Bev Polzin, Victoria Regional Meeting
Our Friend, Duncan Frewin, in December 2019, laid out in the Australian Friend some thoughtful comments on spoken ministry within our Meetings for Worship. Duncan inferred that to be moved to speak in a Meeting for Worship is a serious call, and not to be taken lightly.
For me, one form of Ministry I find helpful as a “focus” within our Meetings for Worship, is the reading of our Advices and Queries, which is regularly read by a Friend appointed for this purpose. It is usually read when the Meeting is settled. These brief Advices offer a gentle reminder of why we are present, and sometimes lead to fuller ministry.
A lot of advice and inspiration is offered in our Books of Discipline, including passages about the matter of “vocal ministry”, and these passages offer rich and wise advice.
We read in Quaker Faith & Practice (QF&P) (2.56) in 1712 that young Jane Fenn heard an inner voice declare that she had been chosen for the ministry.
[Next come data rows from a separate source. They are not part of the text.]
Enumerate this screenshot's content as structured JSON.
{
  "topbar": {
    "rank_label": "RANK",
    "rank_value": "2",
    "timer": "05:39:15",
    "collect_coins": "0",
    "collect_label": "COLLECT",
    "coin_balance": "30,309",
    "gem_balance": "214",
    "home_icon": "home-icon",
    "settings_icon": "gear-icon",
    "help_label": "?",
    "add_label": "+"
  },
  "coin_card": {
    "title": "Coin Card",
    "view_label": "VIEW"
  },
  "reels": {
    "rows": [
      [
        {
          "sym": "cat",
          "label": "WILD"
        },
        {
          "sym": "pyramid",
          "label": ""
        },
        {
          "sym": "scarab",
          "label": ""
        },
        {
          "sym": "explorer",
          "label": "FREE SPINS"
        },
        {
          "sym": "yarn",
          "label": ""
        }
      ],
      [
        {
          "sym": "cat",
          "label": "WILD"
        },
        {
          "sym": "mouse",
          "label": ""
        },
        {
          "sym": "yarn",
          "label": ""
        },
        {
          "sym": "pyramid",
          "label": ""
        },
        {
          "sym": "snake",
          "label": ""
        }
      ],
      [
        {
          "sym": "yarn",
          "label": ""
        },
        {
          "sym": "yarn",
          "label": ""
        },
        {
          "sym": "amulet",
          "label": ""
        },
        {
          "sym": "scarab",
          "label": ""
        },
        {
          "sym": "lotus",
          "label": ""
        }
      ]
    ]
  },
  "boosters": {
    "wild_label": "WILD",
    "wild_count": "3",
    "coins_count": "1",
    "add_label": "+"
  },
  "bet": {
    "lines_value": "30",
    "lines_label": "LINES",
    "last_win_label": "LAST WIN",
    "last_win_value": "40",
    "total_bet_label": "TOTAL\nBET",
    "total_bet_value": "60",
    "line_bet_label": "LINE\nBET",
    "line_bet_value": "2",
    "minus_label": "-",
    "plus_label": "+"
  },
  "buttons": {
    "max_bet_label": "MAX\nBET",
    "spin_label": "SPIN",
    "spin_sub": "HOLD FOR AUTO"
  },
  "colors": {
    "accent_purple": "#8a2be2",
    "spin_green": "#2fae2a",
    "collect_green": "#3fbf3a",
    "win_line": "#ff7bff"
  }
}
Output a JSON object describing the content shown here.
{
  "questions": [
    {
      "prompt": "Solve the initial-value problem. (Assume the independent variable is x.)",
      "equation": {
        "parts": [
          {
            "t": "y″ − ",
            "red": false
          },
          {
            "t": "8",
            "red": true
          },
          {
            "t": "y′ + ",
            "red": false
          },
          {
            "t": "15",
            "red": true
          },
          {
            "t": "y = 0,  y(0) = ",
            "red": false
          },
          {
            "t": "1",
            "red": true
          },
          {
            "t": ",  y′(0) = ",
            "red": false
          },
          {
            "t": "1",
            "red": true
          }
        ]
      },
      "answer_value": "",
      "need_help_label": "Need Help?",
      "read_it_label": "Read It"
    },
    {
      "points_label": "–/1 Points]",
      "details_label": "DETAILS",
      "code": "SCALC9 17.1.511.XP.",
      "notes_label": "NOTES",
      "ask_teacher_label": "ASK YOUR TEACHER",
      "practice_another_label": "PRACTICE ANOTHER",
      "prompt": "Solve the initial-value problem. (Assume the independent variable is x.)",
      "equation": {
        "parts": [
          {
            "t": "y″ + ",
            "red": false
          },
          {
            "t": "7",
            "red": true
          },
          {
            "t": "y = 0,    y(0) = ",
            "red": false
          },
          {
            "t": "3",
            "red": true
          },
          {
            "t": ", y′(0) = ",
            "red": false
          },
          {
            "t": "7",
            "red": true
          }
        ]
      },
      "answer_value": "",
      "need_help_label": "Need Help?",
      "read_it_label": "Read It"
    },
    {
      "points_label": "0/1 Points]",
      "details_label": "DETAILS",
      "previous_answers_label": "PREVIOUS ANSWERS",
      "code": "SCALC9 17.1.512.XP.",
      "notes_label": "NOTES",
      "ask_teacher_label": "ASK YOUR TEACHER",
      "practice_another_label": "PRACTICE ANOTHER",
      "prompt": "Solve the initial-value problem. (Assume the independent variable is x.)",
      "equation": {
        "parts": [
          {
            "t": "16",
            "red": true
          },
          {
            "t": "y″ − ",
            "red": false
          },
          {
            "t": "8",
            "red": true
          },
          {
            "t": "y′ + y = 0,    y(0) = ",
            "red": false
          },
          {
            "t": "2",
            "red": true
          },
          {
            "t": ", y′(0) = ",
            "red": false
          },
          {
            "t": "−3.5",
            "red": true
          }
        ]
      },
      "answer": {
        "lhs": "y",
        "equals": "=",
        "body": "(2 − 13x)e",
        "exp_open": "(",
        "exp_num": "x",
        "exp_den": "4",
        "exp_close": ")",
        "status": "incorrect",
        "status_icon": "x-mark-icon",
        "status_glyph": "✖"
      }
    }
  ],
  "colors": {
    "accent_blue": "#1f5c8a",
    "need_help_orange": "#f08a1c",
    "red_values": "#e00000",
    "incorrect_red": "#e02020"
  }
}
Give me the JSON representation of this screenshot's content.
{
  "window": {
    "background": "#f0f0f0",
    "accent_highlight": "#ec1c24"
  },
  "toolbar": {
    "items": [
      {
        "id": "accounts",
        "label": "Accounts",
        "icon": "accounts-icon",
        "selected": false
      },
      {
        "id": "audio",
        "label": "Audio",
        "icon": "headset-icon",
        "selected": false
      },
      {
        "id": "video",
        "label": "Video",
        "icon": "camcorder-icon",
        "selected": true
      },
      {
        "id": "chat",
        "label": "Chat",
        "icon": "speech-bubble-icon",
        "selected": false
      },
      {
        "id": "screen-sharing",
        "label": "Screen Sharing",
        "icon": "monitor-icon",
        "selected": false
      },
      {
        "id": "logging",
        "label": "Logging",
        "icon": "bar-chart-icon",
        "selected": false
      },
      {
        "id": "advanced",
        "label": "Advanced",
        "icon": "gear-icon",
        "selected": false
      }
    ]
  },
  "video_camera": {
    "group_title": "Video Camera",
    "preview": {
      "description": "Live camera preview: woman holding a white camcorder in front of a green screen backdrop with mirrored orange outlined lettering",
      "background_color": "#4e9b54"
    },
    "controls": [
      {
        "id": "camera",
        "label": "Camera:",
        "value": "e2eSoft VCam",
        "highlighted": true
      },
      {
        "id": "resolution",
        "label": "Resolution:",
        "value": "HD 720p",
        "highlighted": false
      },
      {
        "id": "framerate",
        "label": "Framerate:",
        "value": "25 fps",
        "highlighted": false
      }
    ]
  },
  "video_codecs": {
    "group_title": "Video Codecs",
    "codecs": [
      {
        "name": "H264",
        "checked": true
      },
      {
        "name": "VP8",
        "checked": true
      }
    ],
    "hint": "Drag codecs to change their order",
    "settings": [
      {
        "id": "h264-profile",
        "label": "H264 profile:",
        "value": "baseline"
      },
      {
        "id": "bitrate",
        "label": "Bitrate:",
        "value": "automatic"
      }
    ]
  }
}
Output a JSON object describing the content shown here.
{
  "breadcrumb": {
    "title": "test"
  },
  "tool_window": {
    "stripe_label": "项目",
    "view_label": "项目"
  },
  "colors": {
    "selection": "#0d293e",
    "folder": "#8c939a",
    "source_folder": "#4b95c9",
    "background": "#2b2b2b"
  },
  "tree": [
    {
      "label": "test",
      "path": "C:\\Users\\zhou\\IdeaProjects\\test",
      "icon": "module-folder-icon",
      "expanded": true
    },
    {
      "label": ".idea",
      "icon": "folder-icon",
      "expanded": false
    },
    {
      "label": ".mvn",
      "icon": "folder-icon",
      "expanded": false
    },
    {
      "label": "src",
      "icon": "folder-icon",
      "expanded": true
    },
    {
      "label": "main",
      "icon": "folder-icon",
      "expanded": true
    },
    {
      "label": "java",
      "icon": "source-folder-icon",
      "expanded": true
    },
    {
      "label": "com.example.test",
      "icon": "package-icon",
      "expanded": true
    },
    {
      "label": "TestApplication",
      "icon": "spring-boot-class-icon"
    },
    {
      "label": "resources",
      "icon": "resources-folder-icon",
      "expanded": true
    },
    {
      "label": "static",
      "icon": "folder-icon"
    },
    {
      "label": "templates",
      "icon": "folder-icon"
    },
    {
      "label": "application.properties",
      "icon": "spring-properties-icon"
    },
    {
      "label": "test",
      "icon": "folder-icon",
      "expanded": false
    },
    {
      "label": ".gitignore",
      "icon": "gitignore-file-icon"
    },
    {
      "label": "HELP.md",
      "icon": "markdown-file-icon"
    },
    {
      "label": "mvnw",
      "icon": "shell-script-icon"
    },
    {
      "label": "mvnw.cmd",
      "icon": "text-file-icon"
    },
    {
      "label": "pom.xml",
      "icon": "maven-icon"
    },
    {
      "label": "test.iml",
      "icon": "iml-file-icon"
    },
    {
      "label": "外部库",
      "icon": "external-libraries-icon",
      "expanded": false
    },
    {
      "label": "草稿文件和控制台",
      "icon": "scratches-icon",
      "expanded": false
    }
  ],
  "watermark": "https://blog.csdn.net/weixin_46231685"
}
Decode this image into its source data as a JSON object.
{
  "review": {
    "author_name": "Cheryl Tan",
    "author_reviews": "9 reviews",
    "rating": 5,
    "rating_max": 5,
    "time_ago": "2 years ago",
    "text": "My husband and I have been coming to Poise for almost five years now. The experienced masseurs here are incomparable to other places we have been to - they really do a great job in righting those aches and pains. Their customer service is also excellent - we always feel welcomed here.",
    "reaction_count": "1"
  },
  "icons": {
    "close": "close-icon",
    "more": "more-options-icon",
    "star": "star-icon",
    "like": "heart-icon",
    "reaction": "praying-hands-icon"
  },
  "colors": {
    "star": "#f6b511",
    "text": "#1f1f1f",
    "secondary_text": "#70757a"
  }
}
She became in time a travelling Quaker Minister of note.
“Yet I must confess, this awful word of Divine command shocked me exceedingly, my soul and all within me trembled at the hearing of it; yea my outward tabernacle shook insomuch that many present observed the deep exercise I was under”
In 1734 John Churchman wrote (QF&P 2.61)
“Ministry should be of necessity, and not of choice, and there is no living by silence, or by preaching merely.”
Samuel Bownas in 1750 (QF&P2.59) wrote
“Some think, through a mistaken judgement, that they must be doing something every Meeting (like the preachers of the letter, who must either be singing, preaching or praying all the time) and by such conduct they lose their interest and place in the hearts of friends by too long and too frequent appearing in both preaching and prayer. For the avoiding of which, keep close to thy gift, intently waiting to know thy place, both when to speak and when to be silent; and when thou speakest, begin under a sense of divine influence, whether it be in preaching or praying; and without it, do not either preach or pray”.
Howard Brinton in his 20th century Guide to Quaker Practice describes the characteristics of an acceptable spoken message to include.
- That the subject be conceived in a religious rather than a secular manner – “in a religious focus, one endeavours to see the matter as God would see it”
- That the message is spontaneous – is not prepared in advance
- That the message should be non-personal – the speaker should think of himself/herself as an instrument through which the Spirit speaks.
- That the message be non-argumentative – that the speaker states simply and directly a message which he/she believes will be recognised as true by its very character.
- That the message be brief – often a single sentence, spoken with reverence and conviction, carries more weight than do many words.
- That the message be unified with itself and other messages – the speaker rises with a certain concern…he weakens the effect if he passes on to other matters.
A short poem on “Spoken Ministry in the Life” is also in QF&P (2.65), which I’ve always enjoyed. It was written by Robert Hewison in 1965.
In the Life
My piece was pat and all ready to say,
She rose first. I threw my piece away.
My well-turned stuff
Was not so rough
As hers, but easy elegant and smooth.
Beginning middle end
It had and point
And aptly quoted prophet priest and poet.
Hers was uncouth
Wanting in art
Laboured scarce-audible and out of joint.
Three times she lost the thread
And sitting left her message half unsaid.
“Why then did thee throw it
Into the discard?”
It had head
(Like this). Hers oh had heart
So often, when one is moved to offer vocal ministry, one is uncertain how it has been received. I’m sure I’m not the only one who struggles to know whether what I have felt moved to offer has been appropriate.
I was very pleased to note Duncan’s acknowledgement that it is important that, if the message was heard and found helpful if, indeed it was, it could be acknowledged. Perhaps we can bring back the phrase he mentioned “Thee was highly favoured today” to encourage our ministers?